FIG. 5 schematically illustrates an exemplary final business form 71 according to the present invention made up of a first part 72 that is a form 56 or 56′ from the first web 44, a second part 73 which is a form 56, 56′ from a second web 45, and a third part 74 which is a form 56, 56′ from the third part 46. Preferably at least two of the three parts 72-74 are carbonless paper. For example, the first part 72 may be of CB carbonless paper, the carbonless coating being illustrated schematically at 76 at FIG. 5. Part 73 may be CFB carbonless paper, the CF carbonless material being illustrated schematically at 77 and the CB material schematically at 78 on FIG. 5. The third part 74 may be a CF part, the carbonless material being indicated schematically at 79 thereon. Alternatively, part 72 may be CB, part 73 CF, with part 74 having a self-contained carbonless coating on the top surface thereof. Alternatively, both the top surfaces of the parts 73, 74 may have self-contained coatings, while the part 72 is plain paper stock, or other arrangements may also be provided. The carbonless coatings may be provided full face so that any printing or writing on the top surface of the part 72 will be transferred to both the parts 73, 74, or the coatings may be localized on one or more of the parts to provide selective transfer of information. As seen in FIG. 5, each of the forms 71 may be connected by perforation lines 62 to another like form 71 at at least the top or bottom edge thereon, and may also be in a two wide configuration even when shipped to the courier or ultimate customer.
Practicing the present invention, it is possible to effect a savings of the cost of manufacture that is approximately 5% over present cost utilizing the conventional procedures described above. This cost savings is achieved despite the fact that a more versatile product is provided, and one having more value added, including the personalized indicia 59, 60. Also, the personalized indicia 59, 60 that is provided is higher quality than typically is provided when impact printing by the courier company or other purchaser of the forms is practiced, and also the numerical indicia 61 may be of higher quality if electronically imaged rather than impact printed. Also processing speeds are faster, and there is less waste when practicing and utilizing the present invention compared to the conventional systems and processes described above.

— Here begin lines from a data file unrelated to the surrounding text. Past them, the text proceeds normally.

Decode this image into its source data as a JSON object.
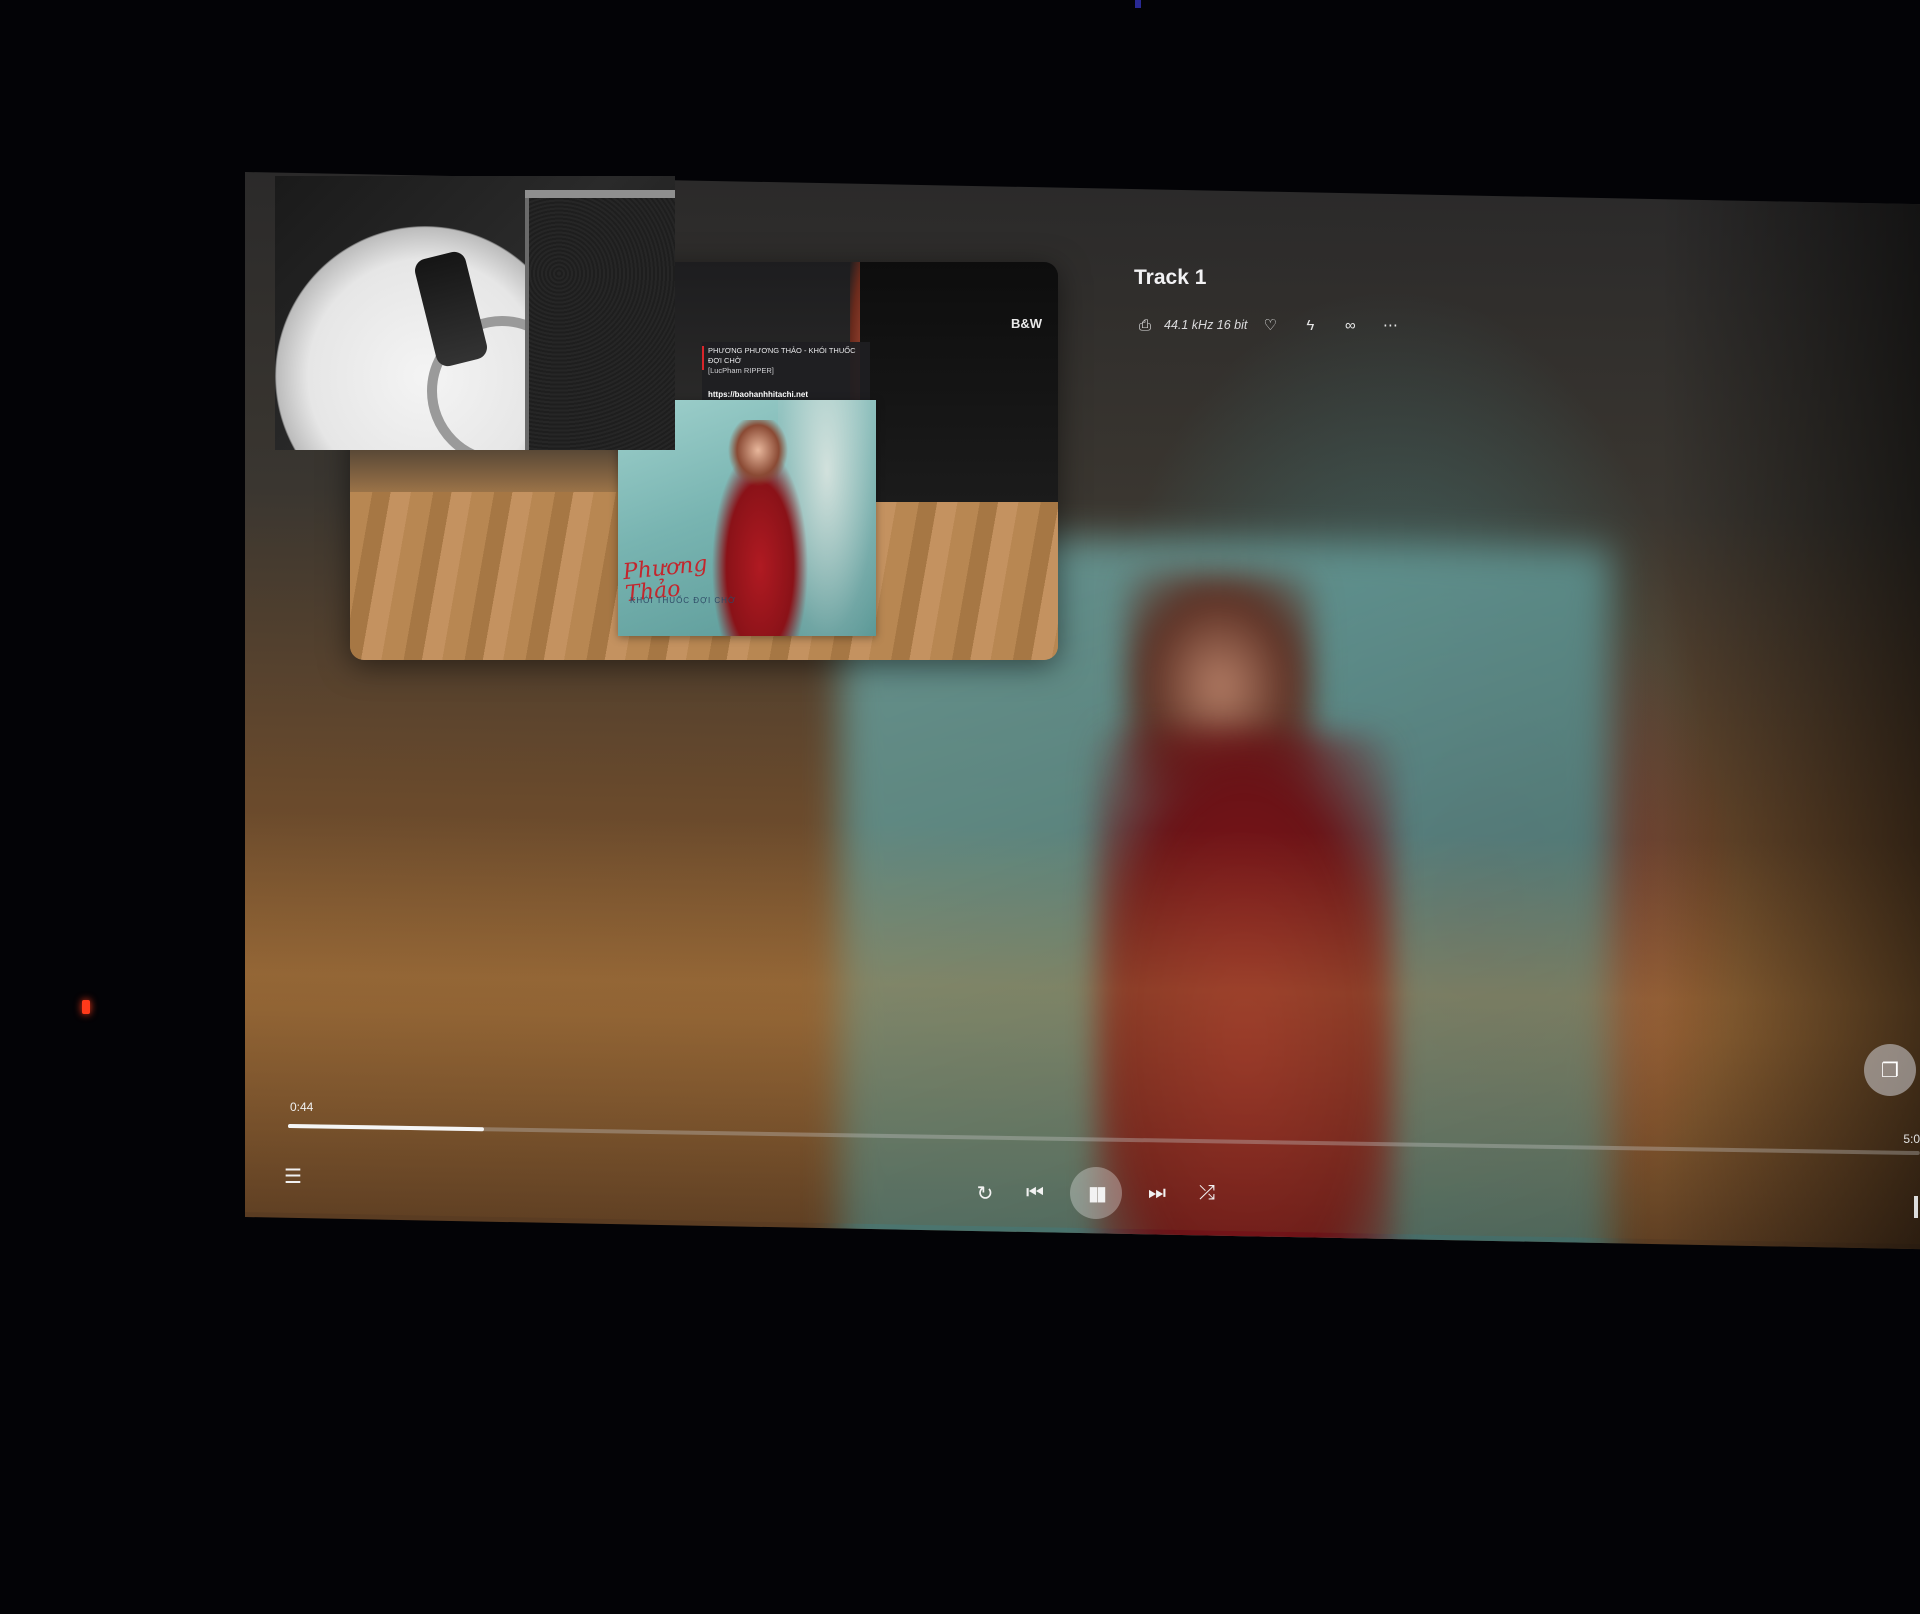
{
  "track": {
    "title": "Track 1",
    "quality": "44.1 kHz 16 bit"
  },
  "icons": {
    "device": "device-icon",
    "favorite": "heart-icon",
    "radio": "lightning-icon",
    "link": "infinity-icon",
    "more": "more-icon",
    "queue": "queue-icon",
    "repeat": "repeat-icon",
    "previous": "previous-icon",
    "play_pause": "pause-icon",
    "next": "next-icon",
    "shuffle": "shuffle-icon",
    "artwork_toggle": "artwork-icon"
  },
  "artwork": {
    "brand": "B&W",
    "strip_title": "PHƯƠNG PHƯƠNG THẢO - KHÓI THUỐC ĐỢI CHỜ",
    "strip_credit": "[LucPham RIPPER]",
    "strip_url": "https://baohanhhitachi.net",
    "cd_title": "Phương Thảo",
    "cd_subtitle": "KHÓI THUỐC ĐỢI CHỜ"
  },
  "playback": {
    "elapsed": "0:44",
    "total": "5:0",
    "progress_fraction": 0.12
  },
  "colors": {
    "accent": "#f5f5f5",
    "brand_red": "#c3262d",
    "led": "#ff3a1a"
  }
}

It will thus be seen that according to the present invention an advantageous method and system for producing multiple part business forms, and an advantageous three-part airbill are provided. While the invention has herein been shown and described in what is presently conceived to be the most practical preferred embodiment thereon, it will be apparent to those of ordinary skill in the art that many modifications may be made thereof within the scope of the invention, which scope is be accorded the broadest interpretation of the appended claims so as encompass all equivalent structures, products, and processes.